Instructions for the task: Write the data below out in full, exactly as it stands.

☆ ☆ ☆ ☆

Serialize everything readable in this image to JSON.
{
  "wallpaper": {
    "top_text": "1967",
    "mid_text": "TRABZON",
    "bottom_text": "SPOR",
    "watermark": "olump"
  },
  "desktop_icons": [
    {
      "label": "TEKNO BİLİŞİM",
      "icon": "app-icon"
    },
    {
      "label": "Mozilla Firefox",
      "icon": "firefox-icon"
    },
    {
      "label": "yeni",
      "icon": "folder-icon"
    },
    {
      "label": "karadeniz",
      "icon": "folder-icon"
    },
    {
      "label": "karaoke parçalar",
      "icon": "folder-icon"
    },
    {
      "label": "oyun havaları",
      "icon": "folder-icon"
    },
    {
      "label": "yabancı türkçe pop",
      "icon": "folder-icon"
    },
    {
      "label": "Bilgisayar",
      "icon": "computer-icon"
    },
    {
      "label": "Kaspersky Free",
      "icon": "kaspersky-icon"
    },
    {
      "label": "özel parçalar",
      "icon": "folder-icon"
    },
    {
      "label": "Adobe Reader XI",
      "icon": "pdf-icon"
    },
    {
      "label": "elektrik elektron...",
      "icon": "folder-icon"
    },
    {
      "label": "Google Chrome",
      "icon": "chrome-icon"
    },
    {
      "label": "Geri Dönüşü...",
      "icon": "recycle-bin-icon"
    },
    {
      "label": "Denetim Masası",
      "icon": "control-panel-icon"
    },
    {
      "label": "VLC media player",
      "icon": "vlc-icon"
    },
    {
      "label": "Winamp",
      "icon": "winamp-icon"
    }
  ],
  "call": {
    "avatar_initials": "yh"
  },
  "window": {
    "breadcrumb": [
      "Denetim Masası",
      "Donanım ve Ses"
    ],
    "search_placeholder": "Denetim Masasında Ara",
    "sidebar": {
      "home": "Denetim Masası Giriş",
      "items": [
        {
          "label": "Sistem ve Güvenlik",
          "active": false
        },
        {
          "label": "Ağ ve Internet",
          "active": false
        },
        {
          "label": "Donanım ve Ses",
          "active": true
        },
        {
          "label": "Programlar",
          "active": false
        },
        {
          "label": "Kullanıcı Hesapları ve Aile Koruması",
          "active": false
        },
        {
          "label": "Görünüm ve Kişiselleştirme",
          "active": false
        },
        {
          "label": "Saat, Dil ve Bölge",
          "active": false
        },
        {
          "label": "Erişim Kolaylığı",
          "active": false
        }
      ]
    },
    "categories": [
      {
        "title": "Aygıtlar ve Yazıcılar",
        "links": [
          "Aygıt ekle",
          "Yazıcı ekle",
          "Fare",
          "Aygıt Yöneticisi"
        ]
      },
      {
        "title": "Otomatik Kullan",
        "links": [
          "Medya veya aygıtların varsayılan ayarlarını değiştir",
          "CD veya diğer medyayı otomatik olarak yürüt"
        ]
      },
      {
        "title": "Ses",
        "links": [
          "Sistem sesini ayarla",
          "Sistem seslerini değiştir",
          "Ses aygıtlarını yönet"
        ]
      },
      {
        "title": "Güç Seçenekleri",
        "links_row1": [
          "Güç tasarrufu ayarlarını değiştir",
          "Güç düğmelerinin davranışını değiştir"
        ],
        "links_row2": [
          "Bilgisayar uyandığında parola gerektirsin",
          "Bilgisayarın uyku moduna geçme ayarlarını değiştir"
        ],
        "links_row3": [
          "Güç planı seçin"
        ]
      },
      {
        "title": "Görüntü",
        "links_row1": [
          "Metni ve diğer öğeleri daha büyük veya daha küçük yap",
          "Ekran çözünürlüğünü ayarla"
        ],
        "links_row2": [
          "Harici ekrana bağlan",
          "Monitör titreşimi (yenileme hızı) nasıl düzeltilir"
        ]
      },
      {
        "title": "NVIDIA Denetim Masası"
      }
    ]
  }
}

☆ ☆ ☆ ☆

Answer for this exercise:
Serialize everything readable in this image to JSON.
{
  "wallpaper": {
    "top_text": "1967",
    "mid_text": "TRABZON",
    "bottom_text": "SPOR",
    "watermark": "olump"
  },
  "desktop_icons": [
    {
      "label": "TEKNO BİLİŞİM",
      "icon": "app-icon"
    },
    {
      "label": "Mozilla Firefox",
      "icon": "firefox-icon"
    },
    {
      "label": "yeni",
      "icon": "folder-icon"
    },
    {
      "label": "karadeniz",
      "icon": "folder-icon"
    },
    {
      "label": "karaoke parçalar",
      "icon": "folder-icon"
    },
    {
      "label": "oyun havaları",
      "icon": "folder-icon"
    },
    {
      "label": "yabancı türkçe pop",
      "icon": "folder-icon"
    },
    {
      "label": "Bilgisayar",
      "icon": "computer-icon"
    },
    {
      "label": "Kaspersky Free",
      "icon": "kaspersky-icon"
    },
    {
      "label": "özel parçalar",
      "icon": "folder-icon"
    },
    {
      "label": "Adobe Reader XI",
      "icon": "pdf-icon"
    },
    {
      "label": "elektrik elektron...",
      "icon": "folder-icon"
    },
    {
      "label": "Google Chrome",
      "icon": "chrome-icon"
    },
    {
      "label": "Geri Dönüşü...",
      "icon": "recycle-bin-icon"
    },
    {
      "label": "Denetim Masası",
      "icon": "control-panel-icon"
    },
    {
      "label": "VLC media player",
      "icon": "vlc-icon"
    },
    {
      "label": "Winamp",
      "icon": "winamp-icon"
    }
  ],
  "call": {
    "avatar_initials": "yh"
  },
  "window": {
    "breadcrumb": [
      "Denetim Masası",
      "Donanım ve Ses"
    ],
    "search_placeholder": "Denetim Masasında Ara",
    "sidebar": {
      "home": "Denetim Masası Giriş",
      "items": [
        {
          "label": "Sistem ve Güvenlik",
          "active": false
        },
        {
          "label": "Ağ ve Internet",
          "active": false
        },
        {
          "label": "Donanım ve Ses",
          "active": true
        },
        {
          "label": "Programlar",
          "active": false
        },
        {
          "label": "Kullanıcı Hesapları ve Aile Koruması",
          "active": false
        },
        {
          "label": "Görünüm ve Kişiselleştirme",
          "active": false
        },
        {
          "label": "Saat, Dil ve Bölge",
          "active": false
        },
        {
          "label": "Erişim Kolaylığı",
          "active": false
        }
      ]
    },
    "categories": [
      {
        "title": "Aygıtlar ve Yazıcılar",
        "links": [
          "Aygıt ekle",
          "Yazıcı ekle",
          "Fare",
          "Aygıt Yöneticisi"
        ]
      },
      {
        "title": "Otomatik Kullan",
        "links": [
          "Medya veya aygıtların varsayılan ayarlarını değiştir",
          "CD veya diğer medyayı otomatik olarak yürüt"
        ]
      },
      {
        "title": "Ses",
        "links": [
          "Sistem sesini ayarla",
          "Sistem seslerini değiştir",
          "Ses aygıtlarını yönet"
        ]
      },
      {
        "title": "Güç Seçenekleri",
        "links_row1": [
          "Güç tasarrufu ayarlarını değiştir",
          "Güç düğmelerinin davranışını değiştir"
        ],
        "links_row2": [
          "Bilgisayar uyandığında parola gerektirsin",
          "Bilgisayarın uyku moduna geçme ayarlarını değiştir"
        ],
        "links_row3": [
          "Güç planı seçin"
        ]
      },
      {
        "title": "Görüntü",
        "links_row1": [
          "Metni ve diğer öğeleri daha büyük veya daha küçük yap",
          "Ekran çözünürlüğünü ayarla"
        ],
        "links_row2": [
          "Harici ekrana bağlan",
          "Monitör titreşimi (yenileme hızı) nasıl düzeltilir"
        ]
      },
      {
        "title": "NVIDIA Denetim Masası"
      }
    ]
  }
}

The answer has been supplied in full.